Saudi Arabia's considerable prestige is on the line at the 12th all-Arab summit taking place this week among the bougainvillea and palm gardens of Morocco's ancient city of Fez.
The Saudis are negotiating intensely behind the scenes to win support for their Mideast peace plan, the central issue at the summit, so that it can be placed on the agenda for consideration. If the plan is accepted, and eventually adopted, it appears likely to carry some amendments to appease the more radical Arab heads of state.
The key provision of the plan calls for Israel to withdraw from land it captured in 1967 and implies that Israel's existence will be recognized in return by the Arab states.
It would be a historic first if the often-quarrelsome Arab League members agree on a joint Mideast strategy - and a stunning success for the Saudis, who are riding the crest of a year's worth of diplomatic achievement. So far the Saudis:
* Diffused Syrian-Jordanian border tension exactly one year ago.
* Cooled the infighting in Lebanon.
* Helped negotiate an indirect cease-fire between Israel and the PLO.
* Lined up the Organization of Petroleum Exporting Countries (OPEC) behind Saudi price policy.
* Indirectly won a tough US congressional fight recently over the sale of AWACS surveillance planes and other military equipment to the desert kingdom.
''I tell you,'' says a veteran Arab commentator, ''if the Saudis win the (Crown Prince) Fahd plan, there will be no doubt Saudi Arabia is the leader'' of the Arab world.
But Arab diplomacy can be as confounding as the streets of Fez's celebrated medina, by far the most intricate and colorful in the Arab world. Though the Saudis are in a strong position going into the Nov. 25 opening of the Arab summit, a meeting among foreign ministers, now in progress, is revealing equally strong Arab opposition:

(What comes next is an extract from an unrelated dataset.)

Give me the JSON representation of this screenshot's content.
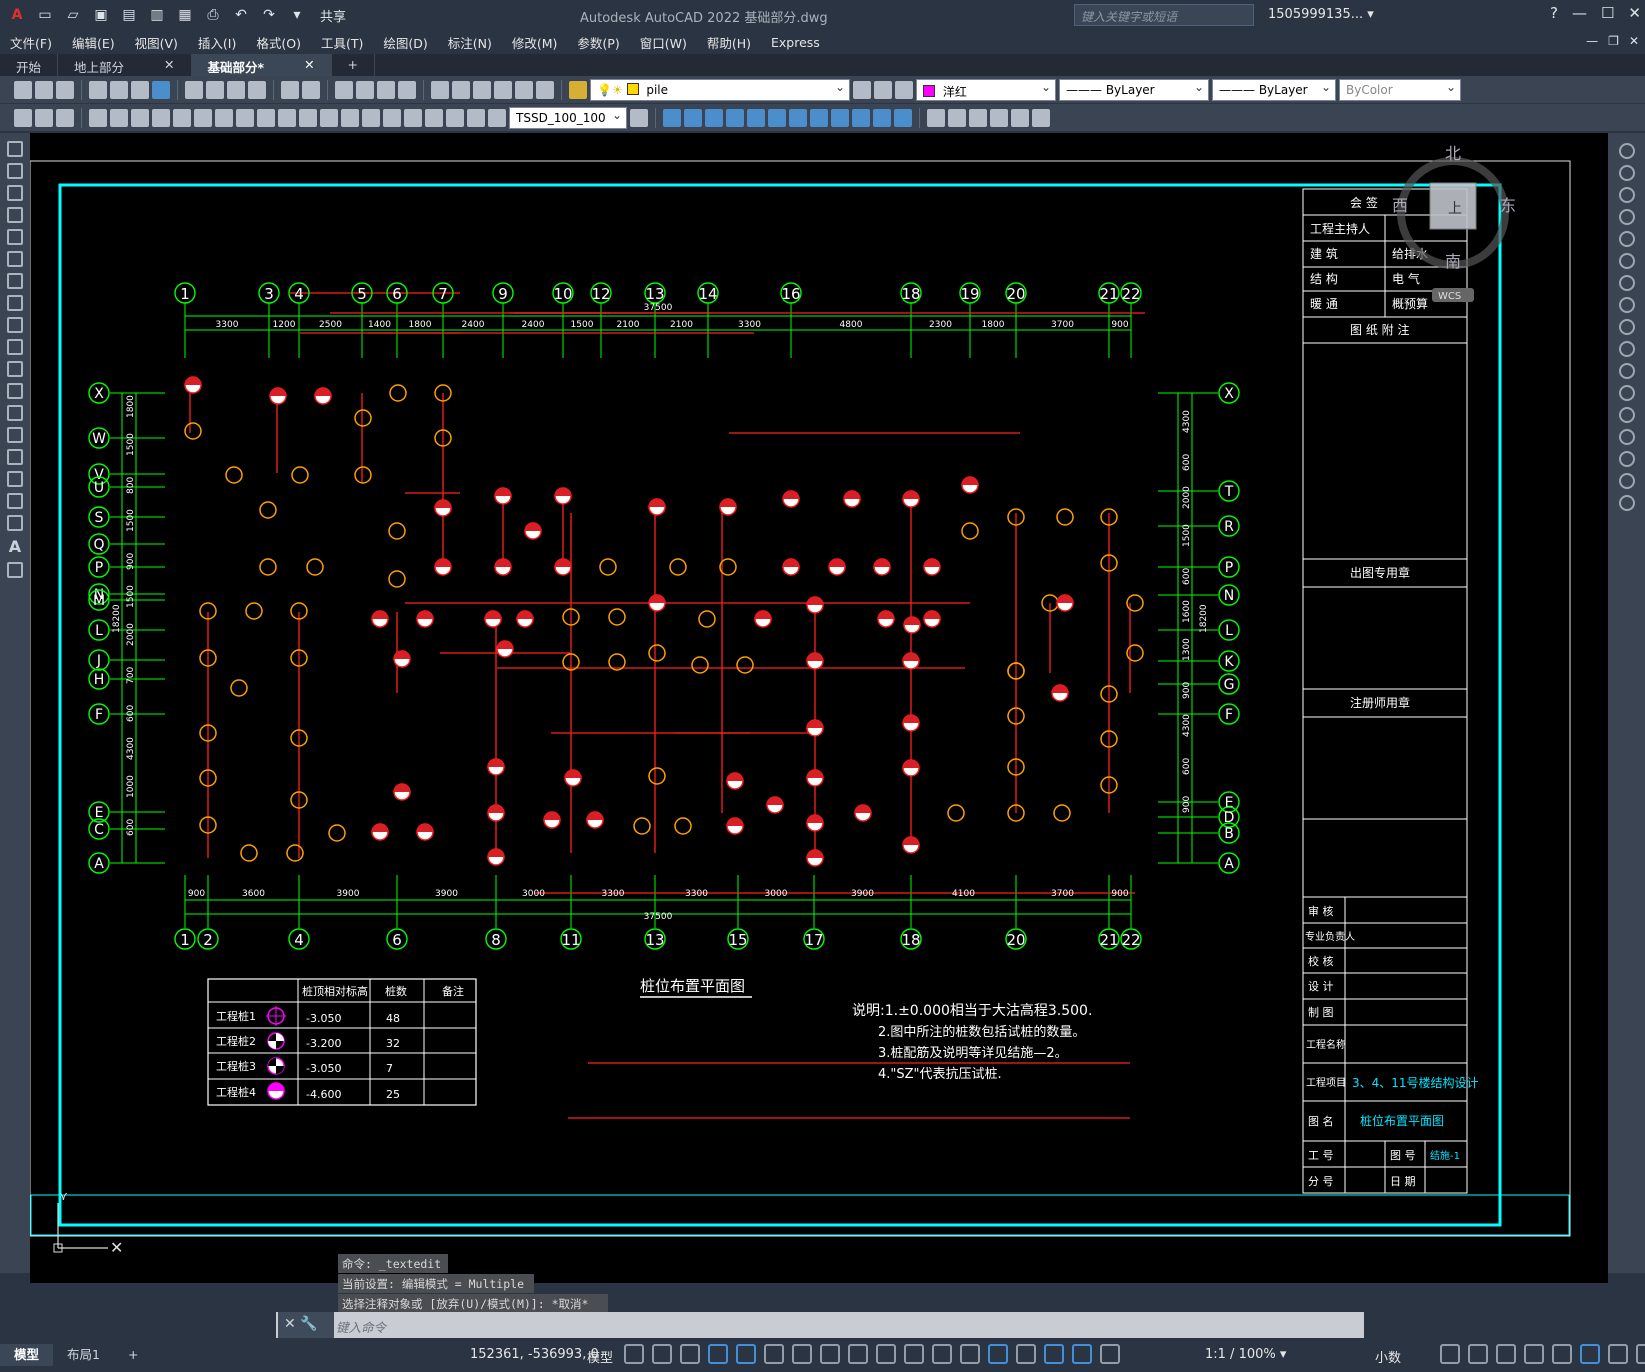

1. Iraq is known to be upset that the Saudis are bidding for the leadership of the Arab world. Since Egypt was ostracized for its peace treaty with Israel, Iraq itself has aspired to this role. But the war with Iran has tied down Iraq's resources and political flexibility. Informed observers say Iraq could cause problems for the Saudi peace plan.